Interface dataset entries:

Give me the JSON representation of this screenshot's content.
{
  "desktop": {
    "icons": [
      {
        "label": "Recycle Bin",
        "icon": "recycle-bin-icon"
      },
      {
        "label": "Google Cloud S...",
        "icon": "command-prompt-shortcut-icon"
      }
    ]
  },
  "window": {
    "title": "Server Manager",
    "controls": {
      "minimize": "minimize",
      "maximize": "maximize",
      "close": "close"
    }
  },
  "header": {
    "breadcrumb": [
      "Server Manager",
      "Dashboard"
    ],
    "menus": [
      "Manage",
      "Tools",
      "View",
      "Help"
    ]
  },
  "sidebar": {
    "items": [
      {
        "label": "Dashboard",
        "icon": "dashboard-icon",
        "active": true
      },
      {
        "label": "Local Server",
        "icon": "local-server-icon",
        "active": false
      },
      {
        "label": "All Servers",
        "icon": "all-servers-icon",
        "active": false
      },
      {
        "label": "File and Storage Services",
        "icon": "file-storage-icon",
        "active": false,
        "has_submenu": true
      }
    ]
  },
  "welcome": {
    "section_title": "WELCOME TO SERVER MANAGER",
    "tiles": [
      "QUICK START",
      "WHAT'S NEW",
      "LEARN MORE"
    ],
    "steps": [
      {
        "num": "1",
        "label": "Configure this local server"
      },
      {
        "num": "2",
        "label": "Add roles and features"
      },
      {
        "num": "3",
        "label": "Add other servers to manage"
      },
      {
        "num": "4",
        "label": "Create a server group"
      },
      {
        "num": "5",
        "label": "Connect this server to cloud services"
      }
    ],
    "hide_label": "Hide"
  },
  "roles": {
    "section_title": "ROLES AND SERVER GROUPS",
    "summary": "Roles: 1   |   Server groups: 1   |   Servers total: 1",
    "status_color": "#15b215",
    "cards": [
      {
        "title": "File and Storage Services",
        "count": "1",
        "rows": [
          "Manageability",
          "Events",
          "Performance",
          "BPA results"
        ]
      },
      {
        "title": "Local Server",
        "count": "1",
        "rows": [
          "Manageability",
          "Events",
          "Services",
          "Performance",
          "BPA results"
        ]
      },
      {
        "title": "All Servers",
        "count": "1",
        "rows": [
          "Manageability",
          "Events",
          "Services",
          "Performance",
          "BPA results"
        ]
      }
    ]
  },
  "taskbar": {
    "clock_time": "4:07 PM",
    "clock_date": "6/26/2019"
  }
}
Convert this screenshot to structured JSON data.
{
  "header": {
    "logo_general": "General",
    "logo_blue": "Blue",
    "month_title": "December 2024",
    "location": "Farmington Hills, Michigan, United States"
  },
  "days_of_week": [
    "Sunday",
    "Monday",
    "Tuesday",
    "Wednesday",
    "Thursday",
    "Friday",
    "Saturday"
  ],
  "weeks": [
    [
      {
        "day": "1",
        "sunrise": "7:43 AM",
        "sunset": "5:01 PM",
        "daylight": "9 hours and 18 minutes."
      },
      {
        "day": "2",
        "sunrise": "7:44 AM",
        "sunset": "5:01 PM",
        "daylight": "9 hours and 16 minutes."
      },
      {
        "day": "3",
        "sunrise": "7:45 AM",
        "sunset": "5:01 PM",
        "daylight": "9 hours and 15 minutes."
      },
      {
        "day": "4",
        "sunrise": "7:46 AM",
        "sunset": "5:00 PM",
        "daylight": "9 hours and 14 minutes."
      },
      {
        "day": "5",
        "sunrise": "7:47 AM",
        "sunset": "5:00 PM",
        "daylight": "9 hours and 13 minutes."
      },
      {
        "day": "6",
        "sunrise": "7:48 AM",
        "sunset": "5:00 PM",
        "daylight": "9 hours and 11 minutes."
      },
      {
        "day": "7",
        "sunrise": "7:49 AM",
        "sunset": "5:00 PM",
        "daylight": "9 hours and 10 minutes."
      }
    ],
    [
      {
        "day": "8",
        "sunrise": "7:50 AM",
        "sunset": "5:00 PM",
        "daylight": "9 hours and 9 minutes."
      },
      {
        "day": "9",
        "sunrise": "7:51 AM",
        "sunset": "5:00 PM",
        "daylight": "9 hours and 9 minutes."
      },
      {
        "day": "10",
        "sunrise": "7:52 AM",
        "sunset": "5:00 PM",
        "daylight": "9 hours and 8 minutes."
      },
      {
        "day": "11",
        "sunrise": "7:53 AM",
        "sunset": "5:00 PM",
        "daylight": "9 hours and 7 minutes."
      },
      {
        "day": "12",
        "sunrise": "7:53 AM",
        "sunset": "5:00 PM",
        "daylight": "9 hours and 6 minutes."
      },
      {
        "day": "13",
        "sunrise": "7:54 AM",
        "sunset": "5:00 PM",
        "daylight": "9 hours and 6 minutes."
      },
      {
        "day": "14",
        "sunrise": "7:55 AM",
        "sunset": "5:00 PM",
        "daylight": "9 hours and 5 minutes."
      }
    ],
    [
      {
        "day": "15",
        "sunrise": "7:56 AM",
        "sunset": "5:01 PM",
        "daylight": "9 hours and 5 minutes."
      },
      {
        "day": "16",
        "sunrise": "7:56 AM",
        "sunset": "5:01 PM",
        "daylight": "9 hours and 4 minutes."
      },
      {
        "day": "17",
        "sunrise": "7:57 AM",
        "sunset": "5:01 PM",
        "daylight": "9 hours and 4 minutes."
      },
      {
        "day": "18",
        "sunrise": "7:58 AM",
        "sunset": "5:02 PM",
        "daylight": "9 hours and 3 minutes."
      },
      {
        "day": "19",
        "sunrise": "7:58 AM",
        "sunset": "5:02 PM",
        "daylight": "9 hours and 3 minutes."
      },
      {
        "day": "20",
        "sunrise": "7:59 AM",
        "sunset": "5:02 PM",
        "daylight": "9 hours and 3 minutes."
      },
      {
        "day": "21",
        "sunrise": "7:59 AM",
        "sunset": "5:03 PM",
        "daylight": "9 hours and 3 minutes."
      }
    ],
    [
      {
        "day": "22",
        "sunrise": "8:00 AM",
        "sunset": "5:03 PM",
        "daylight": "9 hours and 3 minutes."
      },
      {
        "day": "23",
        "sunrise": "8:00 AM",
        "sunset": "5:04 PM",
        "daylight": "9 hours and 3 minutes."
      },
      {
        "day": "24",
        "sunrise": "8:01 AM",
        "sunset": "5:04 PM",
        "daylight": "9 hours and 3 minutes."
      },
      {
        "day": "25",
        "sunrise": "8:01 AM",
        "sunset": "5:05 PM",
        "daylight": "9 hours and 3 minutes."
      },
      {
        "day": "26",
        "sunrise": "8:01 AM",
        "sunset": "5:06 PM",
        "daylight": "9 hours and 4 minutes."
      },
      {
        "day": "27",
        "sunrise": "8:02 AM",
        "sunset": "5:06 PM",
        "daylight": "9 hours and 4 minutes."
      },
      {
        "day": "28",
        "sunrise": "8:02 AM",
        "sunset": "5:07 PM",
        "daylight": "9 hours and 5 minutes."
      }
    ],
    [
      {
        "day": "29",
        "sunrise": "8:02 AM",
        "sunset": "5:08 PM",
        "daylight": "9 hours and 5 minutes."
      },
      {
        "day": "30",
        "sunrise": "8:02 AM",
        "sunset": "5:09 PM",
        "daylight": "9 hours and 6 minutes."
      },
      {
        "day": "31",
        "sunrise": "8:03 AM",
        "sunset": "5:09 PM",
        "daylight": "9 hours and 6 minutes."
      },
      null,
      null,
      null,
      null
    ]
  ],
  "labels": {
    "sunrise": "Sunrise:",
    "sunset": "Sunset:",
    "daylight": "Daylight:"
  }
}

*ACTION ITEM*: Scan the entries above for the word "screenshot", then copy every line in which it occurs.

*WRITTEN SOLUTION*:
Give me the JSON representation of this screenshot's content.
Convert this screenshot to structured JSON data.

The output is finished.